The highest so far is a large Chrysler store on ARO that has 8.03% of the parts reaching active stocking status. Again, in all fairness, I had to look at what percentage of these parts were actually ARO controlled. The ARO controlled percentage was 6.84% of the stocking parts, and, ironically, 4.18% of these parts had a 12-month history of 2 or less. 

What does this have to say about the manufacturer’s controlled inventory program? For one, you can say that they have provided more breadth or width into the inventory process. On the other hand, you could complain that of the 4.18% of these parts now on the shelf available for sales, these 315 part numbers represented only 206 sales over the past twelve months. Was there really a need to have them at all? Or is the dealer perhaps storing inventory for their manufacturer?

In the early stages of this study, I have to ask some important questions about the inventory control process and automatic replenishment programs offered by the manufacturers versus the DMS Phase-In process.

  1. Do manufacturer programs  enhance a dealer’s inventory for better customer satisfaction results?  This is and should be the This is and should be the ultimate goal for dealers.
  2. Are dealerships parts operations becoming a stocking avenue for the manufacturer’s supply chain process?  Put bluntly, are the manufacturers using the dealer’s resources of shelf space and investment dollars rather than stocking the parts themselves?
  3. Are the manufacturers doing a great job of marketing and selling their replenishment programs to streamline their own supply chain? 

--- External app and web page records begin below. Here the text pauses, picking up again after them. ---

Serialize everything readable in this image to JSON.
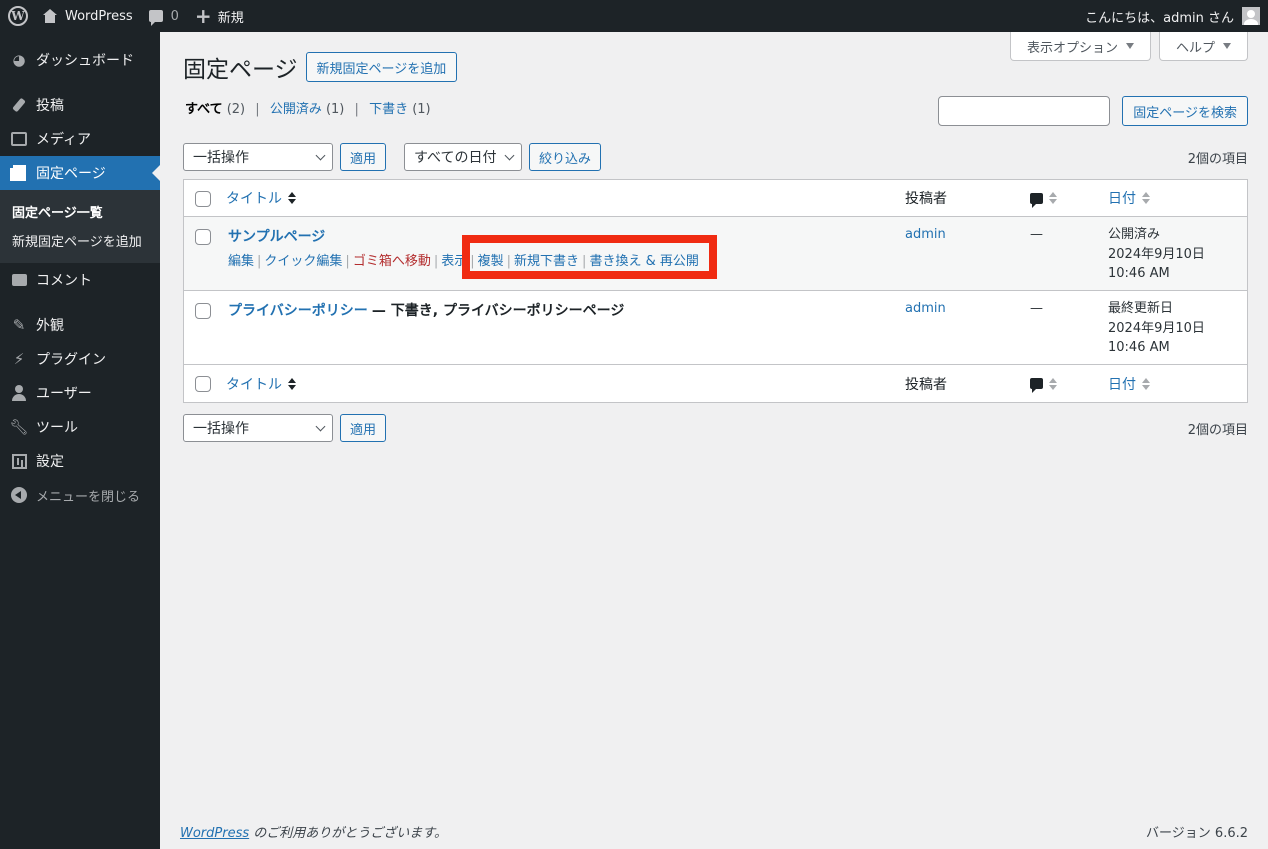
{
  "adminbar": {
    "site_name": "WordPress",
    "comments_count": "0",
    "new_label": "新規",
    "greeting": "こんにちは、admin さん"
  },
  "sidebar": {
    "items": [
      {
        "label": "ダッシュボード",
        "icon": "dashboard-icon"
      },
      {
        "label": "投稿",
        "icon": "pin-icon"
      },
      {
        "label": "メディア",
        "icon": "media-icon"
      },
      {
        "label": "固定ページ",
        "icon": "page-icon"
      },
      {
        "label": "コメント",
        "icon": "comment-icon"
      },
      {
        "label": "外観",
        "icon": "brush-icon"
      },
      {
        "label": "プラグイン",
        "icon": "plugin-icon"
      },
      {
        "label": "ユーザー",
        "icon": "user-icon"
      },
      {
        "label": "ツール",
        "icon": "wrench-icon"
      },
      {
        "label": "設定",
        "icon": "settings-icon"
      }
    ],
    "submenu": [
      "固定ページ一覧",
      "新規固定ページを追加"
    ],
    "collapse_label": "メニューを閉じる"
  },
  "screen_options": {
    "label": "表示オプション"
  },
  "help": {
    "label": "ヘルプ"
  },
  "page": {
    "title": "固定ページ",
    "add_new": "新規固定ページを追加"
  },
  "filters": {
    "all": "すべて",
    "all_count": "(2)",
    "published": "公開済み",
    "published_count": "(1)",
    "draft": "下書き",
    "draft_count": "(1)"
  },
  "search": {
    "button": "固定ページを検索",
    "value": ""
  },
  "tablenav": {
    "bulk_action": "一括操作",
    "apply": "適用",
    "date_filter": "すべての日付",
    "filter_button": "絞り込み",
    "items_count": "2個の項目"
  },
  "table": {
    "headers": {
      "title": "タイトル",
      "author": "投稿者",
      "date": "日付"
    },
    "rows": [
      {
        "title": "サンプルページ",
        "state": "",
        "author": "admin",
        "comments": "—",
        "date_status": "公開済み",
        "date": "2024年9月10日",
        "time": "10:46 AM",
        "actions": [
          "編集",
          "クイック編集",
          "ゴミ箱へ移動",
          "表示",
          "複製",
          "新規下書き",
          "書き換え & 再公開"
        ]
      },
      {
        "title": "プライバシーポリシー",
        "state": "— 下書き, プライバシーポリシーページ",
        "author": "admin",
        "comments": "—",
        "date_status": "最終更新日",
        "date": "2024年9月10日",
        "time": "10:46 AM"
      }
    ]
  },
  "footer": {
    "wp_link": "WordPress",
    "thanks": " のご利用ありがとうございます。",
    "version": "バージョン 6.6.2"
  },
  "highlight_color": "#f02b12",
  "accent_color": "#2271b1"
}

When you think about it, the average dealership has about 4% of the entire part number population that ever reaches stocking status.  If there is one point that is clear in this study so far, it is that there is a huge part number proliferation process in the dealership environment. When you think about it, that means that 96% (on average) of the parts added to the typical DMS have less than 2 sales or have actually lost sales considering a 3 in X phase-in criteria. With all  of this hubbub about replenishment programs as a good way to promote width and better customer satisfaction, numbers like these have got to make you think twice about all the fuss over 4-6% of the overall inventory process.